Issues of jurisdiction
This successful appeal comes after a previous High Court ruling in 2021 deemed that the Courts of England and Wales did not have jurisdiction to deal with these complaints.
While the dispute as to jurisdiction here is quite technical in nature, in essence, allocation of jurisdiction between Gibraltar and the UK is determined by reference to the Brussels Convention 1968 and this continues to be the case following Brexit. The parties were at odds as to whether the interpretation of the Brussels Convention 1968 allowed them to bring their claim in the UK given the scheme was administered by a Gibraltar-registered company (although the members themselves were all domiciled in the UK). Ultimately, the investors were held by the Court of Appeal to have overcome the stringent requirements of the regime and were allowed to bring their claim in the Courts of England and Wales.
There are no further details yet as to whether there will be a further appeal over the matter of jurisdiction, or when the substantive case will be heard (assuming there is jurisdiction).
In the claim, 62 investors from the UK argue that they received negligent financial advice in 2014 when they transferred more than £10 million from defined benefit occupational pension schemes to investment funds administered by Castle Trust Management Services (CTMS), a company based in Gibraltar. Here, the claimants are alleging that they were wrongly advised by their financial adviser to invest in unregulated collective investment funds, which can be highly speculative, illiquid investment schemes that carry a “significant risk of loss”. The financial adviser itself was an unregulated Cypriot intermediary that had commission arrangements in place with CTMS whereby they would be paid a fee for each successful transfer to CTMS. The Court of Appeal found that the High Court had erred in not finding that CTMS should be held responsible for the acts and omissions of the financial adviser, on the basis of joint wrongdoing and/or a principal-agent relationship.
The investment funds were considered a Qualifying Recognised Overseas Pension Scheme (QROPS). A QROPS is a type of non-UK pension scheme that is recognised as such by the UK government and therefore allows individuals to transfer their UK pension funds to applicable overseas pension schemes without incurring any UK tax liabilities on the transfer.
To be a QROPS, a scheme must satisfy a number of HMRC tests, including: (i) being registered with the relevant country’s tax authority as a pension scheme; (ii) being regulated by a pensions scheme regulator in the relevant country; and (iii) only making payments to members under 55 years of age if they have retired because of ill health (mirroring UK rules). The QROPS can also be a trust-based occupational pension scheme or an insurance-based product.
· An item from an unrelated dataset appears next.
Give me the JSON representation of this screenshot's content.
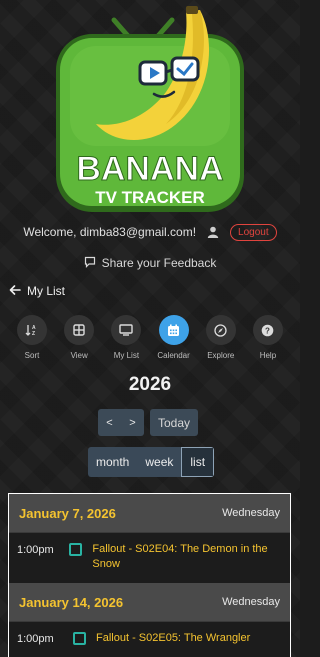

There are several benefits to transferring a UK pension to a QROPS, including the ability to have more control over investments and potentially more favourable estate planning options than would be allowed under UK rules. However, there are also risks associated with QROPS, including the possibility of fraud or mismanagement.
It is important that members are aware that the list of QROPS published and updated by HMRC, which can be found here, is a list of schemes that have self-certified to HMRC that they meet the relevant conditions. It is not (and never has been) intended to be a list of overseas schemes that are endorsed by HMRC. A QROPS can therefore very much still be a “scam”, with HMRC regularly de-listing schemes it considers to be scams (although scams are not the only reason why schemes can be de-listed).
It is not uncommon for people to want to transfer their pension funds to another pension scheme, including a QROPS, in order to have more control over their investment options. However, it is important that financial advisers properly assess a person’s suitability and provide accurate information about the risks and potential rewards of such a transfer (particularly where the transfer is from a defined benefit to a defined contribution scheme).
The issue of pensions scams is nothing new and is on the radar of both the Pensions Regulator (TPR) and the FCA, with TPR recently unveiling its plan to fight scams and the FCA regularly publishing material (such as this leaflet) to help people to spot the signs of a pension scam.
In conclusion, this case serves as a reminder that the UK courts can have jurisdiction even in cases involving offshore pension schemes. It also highlights the importance for trustees, pension managers, administrators and financial advisers to consult with both the TPR guidance on dealing with transfer requests and the FCA guidance on pension transfers when checking, proceeding with and refusing transfer requests from scheme members in order to protect them from fraud or mismanagement.